INFORMATION →
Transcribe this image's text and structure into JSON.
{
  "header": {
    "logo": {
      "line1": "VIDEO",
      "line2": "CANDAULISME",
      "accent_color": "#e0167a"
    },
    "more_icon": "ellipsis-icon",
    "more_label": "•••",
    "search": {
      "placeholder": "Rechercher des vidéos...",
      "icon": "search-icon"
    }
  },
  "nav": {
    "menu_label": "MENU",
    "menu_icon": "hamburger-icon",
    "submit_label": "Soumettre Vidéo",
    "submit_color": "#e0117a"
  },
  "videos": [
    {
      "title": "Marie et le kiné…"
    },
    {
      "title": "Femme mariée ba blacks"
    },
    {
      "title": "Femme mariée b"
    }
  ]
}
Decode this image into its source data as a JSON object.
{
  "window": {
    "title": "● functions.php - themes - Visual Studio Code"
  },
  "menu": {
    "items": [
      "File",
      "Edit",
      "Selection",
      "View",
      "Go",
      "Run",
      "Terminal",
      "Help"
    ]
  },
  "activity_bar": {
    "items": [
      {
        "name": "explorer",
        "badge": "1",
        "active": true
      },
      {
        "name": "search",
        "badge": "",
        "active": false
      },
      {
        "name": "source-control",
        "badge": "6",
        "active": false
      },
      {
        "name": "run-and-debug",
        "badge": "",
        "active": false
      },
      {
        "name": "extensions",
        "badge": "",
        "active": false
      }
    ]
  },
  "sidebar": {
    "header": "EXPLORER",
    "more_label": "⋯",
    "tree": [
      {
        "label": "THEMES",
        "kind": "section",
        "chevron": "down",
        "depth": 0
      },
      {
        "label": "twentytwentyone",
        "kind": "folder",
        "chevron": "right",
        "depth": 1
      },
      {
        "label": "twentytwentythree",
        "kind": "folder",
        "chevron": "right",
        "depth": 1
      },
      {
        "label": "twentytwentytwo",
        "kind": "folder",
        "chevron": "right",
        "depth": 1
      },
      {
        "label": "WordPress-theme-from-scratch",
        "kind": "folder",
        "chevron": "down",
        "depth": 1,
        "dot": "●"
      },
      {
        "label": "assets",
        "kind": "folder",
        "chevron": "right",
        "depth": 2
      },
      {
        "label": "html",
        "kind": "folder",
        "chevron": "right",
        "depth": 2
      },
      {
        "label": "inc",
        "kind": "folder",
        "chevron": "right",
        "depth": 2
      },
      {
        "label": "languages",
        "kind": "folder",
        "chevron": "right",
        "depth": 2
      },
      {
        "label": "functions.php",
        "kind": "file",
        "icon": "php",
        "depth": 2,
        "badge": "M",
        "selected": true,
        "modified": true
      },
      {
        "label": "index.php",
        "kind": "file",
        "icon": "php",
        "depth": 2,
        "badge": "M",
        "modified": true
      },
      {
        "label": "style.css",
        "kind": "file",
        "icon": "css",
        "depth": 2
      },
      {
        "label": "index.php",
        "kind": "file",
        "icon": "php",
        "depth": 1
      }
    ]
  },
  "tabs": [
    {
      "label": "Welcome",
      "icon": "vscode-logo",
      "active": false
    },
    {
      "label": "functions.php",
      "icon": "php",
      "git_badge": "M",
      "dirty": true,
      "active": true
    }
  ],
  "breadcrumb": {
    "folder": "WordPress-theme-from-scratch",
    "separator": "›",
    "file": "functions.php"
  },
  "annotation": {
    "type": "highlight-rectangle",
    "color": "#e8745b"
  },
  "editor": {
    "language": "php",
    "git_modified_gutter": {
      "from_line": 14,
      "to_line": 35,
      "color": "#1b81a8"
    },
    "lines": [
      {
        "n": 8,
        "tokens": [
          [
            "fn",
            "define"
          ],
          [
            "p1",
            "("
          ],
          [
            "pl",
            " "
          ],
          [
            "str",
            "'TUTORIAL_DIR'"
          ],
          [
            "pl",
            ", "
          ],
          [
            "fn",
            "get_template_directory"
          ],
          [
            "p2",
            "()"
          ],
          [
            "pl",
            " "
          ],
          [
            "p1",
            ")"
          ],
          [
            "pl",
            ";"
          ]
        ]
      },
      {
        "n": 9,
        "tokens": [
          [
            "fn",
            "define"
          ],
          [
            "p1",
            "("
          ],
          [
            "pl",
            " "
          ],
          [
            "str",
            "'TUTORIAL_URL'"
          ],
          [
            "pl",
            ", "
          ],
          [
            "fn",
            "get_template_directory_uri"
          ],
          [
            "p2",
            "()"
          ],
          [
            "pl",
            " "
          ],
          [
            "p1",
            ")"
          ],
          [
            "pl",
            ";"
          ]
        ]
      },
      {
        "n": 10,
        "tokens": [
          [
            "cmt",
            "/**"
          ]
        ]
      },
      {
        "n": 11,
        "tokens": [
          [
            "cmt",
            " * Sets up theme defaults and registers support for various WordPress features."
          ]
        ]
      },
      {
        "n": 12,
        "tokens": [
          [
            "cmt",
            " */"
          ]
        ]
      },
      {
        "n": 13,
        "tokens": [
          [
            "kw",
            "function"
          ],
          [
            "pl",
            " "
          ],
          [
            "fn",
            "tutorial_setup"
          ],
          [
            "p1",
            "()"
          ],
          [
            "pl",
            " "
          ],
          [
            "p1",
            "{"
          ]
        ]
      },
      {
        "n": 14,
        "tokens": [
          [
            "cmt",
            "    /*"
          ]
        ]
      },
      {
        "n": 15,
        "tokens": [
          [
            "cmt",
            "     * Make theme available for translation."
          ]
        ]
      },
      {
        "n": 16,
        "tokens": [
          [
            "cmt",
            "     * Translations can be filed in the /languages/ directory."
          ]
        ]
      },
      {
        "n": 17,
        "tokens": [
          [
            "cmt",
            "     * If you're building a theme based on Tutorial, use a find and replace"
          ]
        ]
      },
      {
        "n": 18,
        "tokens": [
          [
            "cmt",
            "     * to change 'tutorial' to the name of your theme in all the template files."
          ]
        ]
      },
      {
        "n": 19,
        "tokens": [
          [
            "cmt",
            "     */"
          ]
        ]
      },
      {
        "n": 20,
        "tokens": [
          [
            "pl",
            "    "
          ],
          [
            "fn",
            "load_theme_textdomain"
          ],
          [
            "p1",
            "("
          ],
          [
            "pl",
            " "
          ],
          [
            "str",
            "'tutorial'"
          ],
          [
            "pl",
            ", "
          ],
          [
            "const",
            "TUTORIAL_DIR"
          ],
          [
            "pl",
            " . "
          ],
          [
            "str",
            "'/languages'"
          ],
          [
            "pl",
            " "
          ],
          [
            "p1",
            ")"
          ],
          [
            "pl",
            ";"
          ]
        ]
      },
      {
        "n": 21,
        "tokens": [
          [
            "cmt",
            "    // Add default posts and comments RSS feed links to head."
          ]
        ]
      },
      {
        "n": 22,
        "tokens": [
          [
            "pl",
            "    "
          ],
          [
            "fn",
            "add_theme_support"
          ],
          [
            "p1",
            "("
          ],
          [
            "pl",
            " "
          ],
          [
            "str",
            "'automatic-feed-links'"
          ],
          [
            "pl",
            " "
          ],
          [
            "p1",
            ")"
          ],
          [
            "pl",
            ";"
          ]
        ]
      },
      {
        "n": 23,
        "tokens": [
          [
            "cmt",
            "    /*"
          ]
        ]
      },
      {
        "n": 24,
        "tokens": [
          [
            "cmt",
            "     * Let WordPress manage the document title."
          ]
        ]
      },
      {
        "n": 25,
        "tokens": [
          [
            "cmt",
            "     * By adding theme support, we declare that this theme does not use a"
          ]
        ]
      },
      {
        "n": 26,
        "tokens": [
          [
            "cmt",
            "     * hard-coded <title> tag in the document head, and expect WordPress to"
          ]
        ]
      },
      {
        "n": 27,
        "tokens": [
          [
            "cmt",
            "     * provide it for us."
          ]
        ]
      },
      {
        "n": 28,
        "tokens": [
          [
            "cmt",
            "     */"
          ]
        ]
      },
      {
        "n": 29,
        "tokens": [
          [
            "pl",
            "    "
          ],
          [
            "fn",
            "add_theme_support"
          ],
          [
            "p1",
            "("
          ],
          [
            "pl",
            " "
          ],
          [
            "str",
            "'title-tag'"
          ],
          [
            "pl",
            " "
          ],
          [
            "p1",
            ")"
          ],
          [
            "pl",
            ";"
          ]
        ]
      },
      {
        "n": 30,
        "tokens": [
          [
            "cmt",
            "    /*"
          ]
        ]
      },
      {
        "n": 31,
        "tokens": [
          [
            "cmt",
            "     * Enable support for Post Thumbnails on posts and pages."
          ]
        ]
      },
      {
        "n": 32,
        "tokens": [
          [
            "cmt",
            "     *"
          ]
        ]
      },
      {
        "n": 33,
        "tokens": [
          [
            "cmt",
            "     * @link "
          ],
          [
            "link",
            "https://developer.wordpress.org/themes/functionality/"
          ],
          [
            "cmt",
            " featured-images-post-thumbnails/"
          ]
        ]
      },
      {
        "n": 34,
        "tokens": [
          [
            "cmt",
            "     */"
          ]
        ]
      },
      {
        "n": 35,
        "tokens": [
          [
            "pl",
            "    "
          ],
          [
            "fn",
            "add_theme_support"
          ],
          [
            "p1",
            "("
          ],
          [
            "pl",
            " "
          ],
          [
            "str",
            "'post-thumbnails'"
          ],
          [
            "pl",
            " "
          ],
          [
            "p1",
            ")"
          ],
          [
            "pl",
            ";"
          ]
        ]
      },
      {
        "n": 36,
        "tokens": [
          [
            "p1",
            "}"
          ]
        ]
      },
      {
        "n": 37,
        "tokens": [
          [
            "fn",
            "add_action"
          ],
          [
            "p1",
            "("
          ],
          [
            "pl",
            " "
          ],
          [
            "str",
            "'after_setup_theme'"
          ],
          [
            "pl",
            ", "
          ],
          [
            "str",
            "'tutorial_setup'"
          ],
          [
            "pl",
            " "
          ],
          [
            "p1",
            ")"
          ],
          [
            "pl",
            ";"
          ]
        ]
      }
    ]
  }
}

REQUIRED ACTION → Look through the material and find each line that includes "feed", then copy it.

RESPONSE FOR THIS EXERCISE →
            "    // Add default posts and comments RSS feed links to head."
            "'automatic-feed-links'"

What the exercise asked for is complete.